Well.... I once graded an essay where the student cited 'echeat.com' in the bibliography!
Like Mike I too feel that those common jibes about academia are somewhat overstated. I say this not simply because I'm (trying) to work in academia. I fully recognise that academia has its fair share of quirks. But the common stereotype of the 'ivory tower', or academics being 'out of touch' with reality, or academics 'only think about world' is a rather tired one which is becoming harder and harder to maintain in today's 'knowledge economy'. Universities around the world--well, at least to my knowledge, in the Anglophone world--are subject to a kind of business model which is forcing academia to engage with the public in innovative ways. This 'corporatisation' of the university has negative implications--but that's another story for another time.
Also, I work in a field of studies which recognises that critical or 'theoretical' thinking is not exclusive to so-called professional intellectuals. In fact, I very much like this notion of 'vernacular theory' (http://uwpress.wisc.edu/books/0149.htm
). It is the view that everyday folks are capable of engaging in theoretical or philosophical thought.
For example, in their day to day work nurses may develop certain ideas about healthcare. Some of these ideas may coincide or contrast with the 'theory' produced by academics or research institutions, but their vernacular theory would not typically be considered 'legitimate' theory. Nevertheless, they ARE engaging in a mode of critical thinking.
Other people like Star Trek fans discussing the science of the TV series, Harry Potter fans exchanging fan fiction, AND OF COURSE lay Buddhists debating complex texts and doctrines online
---all these non-professional scholars are in fact engaging in a kind of activity that is very similar to professional scholars, but without institutional trappings and so forth. As far as I'm concerned, everyday folks are NO LESS capable of being critical than professional intellectuals.This is why I do not care much for the notion widely perpetuated in forums and other public media that academics 'only think about things'. By the same token, I do not care much for academics who harbour the notion that everyday people are not really capable of thinking critically.

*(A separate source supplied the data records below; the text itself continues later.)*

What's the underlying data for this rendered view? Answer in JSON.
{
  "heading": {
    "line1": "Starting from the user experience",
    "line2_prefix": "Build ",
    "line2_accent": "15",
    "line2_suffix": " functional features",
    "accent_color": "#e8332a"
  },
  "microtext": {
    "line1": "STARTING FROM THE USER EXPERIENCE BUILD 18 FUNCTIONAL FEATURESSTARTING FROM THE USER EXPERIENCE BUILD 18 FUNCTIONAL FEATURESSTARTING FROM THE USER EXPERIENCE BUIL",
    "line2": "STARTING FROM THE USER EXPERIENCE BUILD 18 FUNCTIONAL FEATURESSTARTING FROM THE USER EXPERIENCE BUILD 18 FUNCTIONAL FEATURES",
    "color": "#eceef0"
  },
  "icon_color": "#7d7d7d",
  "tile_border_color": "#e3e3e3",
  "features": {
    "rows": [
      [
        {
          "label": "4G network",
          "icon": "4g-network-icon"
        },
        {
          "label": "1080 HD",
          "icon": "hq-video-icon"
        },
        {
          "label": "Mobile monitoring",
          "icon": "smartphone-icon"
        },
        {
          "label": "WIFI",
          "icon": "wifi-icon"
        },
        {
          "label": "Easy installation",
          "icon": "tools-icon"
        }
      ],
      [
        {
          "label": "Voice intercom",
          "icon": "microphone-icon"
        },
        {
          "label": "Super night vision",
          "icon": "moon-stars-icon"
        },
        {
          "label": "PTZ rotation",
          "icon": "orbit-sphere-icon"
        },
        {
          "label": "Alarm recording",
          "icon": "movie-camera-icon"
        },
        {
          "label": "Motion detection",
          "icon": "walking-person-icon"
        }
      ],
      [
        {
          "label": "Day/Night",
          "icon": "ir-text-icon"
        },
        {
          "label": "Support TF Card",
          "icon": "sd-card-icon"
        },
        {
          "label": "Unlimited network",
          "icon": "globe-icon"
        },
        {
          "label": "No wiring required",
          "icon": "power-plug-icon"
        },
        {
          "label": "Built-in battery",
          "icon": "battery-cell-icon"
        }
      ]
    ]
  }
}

In this age of the knowledge economy, open source, wikipedia and so forth, these 'imagined' stereotypes are becoming increasingly meaningless. It's time to foster connections and relationships which are mutually respectful and supportive, I reckon.
OK sorry about the little rant.